• **Input for this task**:
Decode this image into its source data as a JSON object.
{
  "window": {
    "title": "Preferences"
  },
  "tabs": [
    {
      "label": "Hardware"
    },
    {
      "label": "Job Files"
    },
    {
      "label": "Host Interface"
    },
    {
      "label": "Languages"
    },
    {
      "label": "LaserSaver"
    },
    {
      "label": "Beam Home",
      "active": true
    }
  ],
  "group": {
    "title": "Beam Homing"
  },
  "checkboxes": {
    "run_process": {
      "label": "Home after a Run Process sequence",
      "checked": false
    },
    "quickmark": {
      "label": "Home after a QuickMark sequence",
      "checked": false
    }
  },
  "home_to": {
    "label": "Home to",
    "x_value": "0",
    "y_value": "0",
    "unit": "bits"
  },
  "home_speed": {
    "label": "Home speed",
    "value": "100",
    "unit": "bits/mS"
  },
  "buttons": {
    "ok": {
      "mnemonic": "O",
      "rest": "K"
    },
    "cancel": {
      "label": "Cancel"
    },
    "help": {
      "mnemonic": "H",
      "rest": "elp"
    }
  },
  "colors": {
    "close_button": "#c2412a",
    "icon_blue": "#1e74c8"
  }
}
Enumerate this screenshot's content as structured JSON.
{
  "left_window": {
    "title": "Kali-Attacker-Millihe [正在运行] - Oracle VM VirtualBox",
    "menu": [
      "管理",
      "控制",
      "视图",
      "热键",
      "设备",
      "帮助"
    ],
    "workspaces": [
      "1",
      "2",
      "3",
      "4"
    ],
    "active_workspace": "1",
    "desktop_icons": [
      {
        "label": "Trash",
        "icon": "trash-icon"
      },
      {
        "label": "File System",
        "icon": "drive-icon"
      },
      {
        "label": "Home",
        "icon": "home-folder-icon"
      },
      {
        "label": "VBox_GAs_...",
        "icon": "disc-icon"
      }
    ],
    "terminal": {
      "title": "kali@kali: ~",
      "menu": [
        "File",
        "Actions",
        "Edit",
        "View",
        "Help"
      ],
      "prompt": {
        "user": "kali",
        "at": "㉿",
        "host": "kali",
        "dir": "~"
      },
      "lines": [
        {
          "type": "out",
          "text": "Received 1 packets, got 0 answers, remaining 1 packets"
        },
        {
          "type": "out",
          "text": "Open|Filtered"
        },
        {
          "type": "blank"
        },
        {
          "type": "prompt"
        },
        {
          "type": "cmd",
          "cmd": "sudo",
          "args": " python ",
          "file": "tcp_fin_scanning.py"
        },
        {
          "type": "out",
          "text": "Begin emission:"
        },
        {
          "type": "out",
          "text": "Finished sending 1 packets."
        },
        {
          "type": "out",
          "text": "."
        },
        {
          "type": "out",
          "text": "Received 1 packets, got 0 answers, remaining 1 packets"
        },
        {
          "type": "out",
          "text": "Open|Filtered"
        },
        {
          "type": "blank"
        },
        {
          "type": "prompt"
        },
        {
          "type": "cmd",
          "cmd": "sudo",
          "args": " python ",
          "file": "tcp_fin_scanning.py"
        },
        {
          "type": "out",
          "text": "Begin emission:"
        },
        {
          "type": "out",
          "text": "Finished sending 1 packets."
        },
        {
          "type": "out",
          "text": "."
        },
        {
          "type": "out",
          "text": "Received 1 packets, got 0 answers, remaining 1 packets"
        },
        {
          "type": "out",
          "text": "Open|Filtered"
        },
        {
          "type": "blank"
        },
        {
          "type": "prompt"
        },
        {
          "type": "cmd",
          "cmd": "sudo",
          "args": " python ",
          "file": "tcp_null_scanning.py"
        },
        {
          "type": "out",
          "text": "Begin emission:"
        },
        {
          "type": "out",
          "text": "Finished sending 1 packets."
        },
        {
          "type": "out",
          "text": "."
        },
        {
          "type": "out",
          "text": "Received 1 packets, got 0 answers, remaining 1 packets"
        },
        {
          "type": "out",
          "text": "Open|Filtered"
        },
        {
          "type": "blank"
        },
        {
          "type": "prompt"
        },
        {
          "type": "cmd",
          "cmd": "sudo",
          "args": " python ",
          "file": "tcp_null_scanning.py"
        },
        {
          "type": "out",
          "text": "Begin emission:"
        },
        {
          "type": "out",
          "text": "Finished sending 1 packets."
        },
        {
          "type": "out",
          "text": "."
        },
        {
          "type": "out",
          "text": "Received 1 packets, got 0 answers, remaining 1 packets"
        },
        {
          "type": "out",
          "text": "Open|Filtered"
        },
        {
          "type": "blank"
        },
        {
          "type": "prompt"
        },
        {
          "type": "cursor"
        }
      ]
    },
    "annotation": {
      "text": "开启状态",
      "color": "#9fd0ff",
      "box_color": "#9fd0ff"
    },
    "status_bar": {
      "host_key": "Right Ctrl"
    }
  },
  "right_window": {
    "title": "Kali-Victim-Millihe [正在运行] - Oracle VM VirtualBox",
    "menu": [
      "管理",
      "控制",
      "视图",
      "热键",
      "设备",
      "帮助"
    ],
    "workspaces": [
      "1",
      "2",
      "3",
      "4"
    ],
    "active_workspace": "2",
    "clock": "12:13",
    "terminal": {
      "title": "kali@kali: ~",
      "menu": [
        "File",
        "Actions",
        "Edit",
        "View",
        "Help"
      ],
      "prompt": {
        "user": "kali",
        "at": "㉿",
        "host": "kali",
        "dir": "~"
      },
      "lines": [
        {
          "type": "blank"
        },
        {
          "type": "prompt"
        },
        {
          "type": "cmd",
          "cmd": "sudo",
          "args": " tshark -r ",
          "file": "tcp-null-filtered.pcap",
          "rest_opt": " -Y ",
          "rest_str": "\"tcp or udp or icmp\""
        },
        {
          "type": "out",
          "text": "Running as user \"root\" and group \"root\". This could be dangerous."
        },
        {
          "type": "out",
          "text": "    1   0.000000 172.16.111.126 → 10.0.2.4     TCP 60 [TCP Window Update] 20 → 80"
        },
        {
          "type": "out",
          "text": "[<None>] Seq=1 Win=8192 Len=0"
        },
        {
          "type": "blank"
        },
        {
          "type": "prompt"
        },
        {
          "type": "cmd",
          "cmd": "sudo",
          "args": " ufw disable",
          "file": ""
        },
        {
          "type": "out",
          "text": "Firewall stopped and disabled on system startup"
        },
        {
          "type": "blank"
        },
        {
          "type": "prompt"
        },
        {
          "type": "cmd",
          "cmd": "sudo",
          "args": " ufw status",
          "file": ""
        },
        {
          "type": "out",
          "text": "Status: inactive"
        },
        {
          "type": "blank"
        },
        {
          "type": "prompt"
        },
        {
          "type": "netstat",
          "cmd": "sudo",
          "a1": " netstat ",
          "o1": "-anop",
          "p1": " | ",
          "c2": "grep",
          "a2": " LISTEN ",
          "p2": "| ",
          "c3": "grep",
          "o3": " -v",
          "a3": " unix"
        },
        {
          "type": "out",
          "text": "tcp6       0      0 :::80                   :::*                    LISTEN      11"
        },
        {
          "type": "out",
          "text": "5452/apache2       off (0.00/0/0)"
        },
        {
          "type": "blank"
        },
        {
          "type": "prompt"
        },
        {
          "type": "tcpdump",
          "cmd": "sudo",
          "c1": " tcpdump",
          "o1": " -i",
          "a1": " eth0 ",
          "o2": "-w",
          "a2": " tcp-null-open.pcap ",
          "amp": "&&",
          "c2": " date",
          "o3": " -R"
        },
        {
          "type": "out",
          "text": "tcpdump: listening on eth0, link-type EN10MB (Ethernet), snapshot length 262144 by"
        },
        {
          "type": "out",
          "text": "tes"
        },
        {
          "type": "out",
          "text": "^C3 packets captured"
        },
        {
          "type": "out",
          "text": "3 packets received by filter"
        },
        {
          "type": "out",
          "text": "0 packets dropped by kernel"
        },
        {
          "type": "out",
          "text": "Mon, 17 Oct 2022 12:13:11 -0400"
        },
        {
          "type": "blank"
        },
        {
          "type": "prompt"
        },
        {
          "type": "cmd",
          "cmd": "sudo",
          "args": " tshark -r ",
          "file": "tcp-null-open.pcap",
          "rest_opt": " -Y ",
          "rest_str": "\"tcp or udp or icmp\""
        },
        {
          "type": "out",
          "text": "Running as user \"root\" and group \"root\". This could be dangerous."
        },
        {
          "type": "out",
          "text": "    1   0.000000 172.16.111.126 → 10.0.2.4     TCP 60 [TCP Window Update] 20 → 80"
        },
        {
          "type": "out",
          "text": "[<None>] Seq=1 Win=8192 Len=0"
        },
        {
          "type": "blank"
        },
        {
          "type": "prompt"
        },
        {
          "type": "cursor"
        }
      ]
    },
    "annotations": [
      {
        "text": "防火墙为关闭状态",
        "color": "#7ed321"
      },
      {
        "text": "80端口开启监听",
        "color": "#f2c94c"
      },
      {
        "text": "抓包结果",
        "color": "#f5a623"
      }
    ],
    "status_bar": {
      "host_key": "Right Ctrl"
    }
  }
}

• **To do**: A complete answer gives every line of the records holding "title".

• **Solution for this problem**:
    "title": "Preferences"
    "title": "Beam Homing"
    "title": "Kali-Attacker-Millihe [正在运行] - Oracle VM VirtualBox",
      "title": "kali@kali: ~",
    "title": "Kali-Victim-Millihe [正在运行] - Oracle VM VirtualBox",
      "title": "kali@kali: ~",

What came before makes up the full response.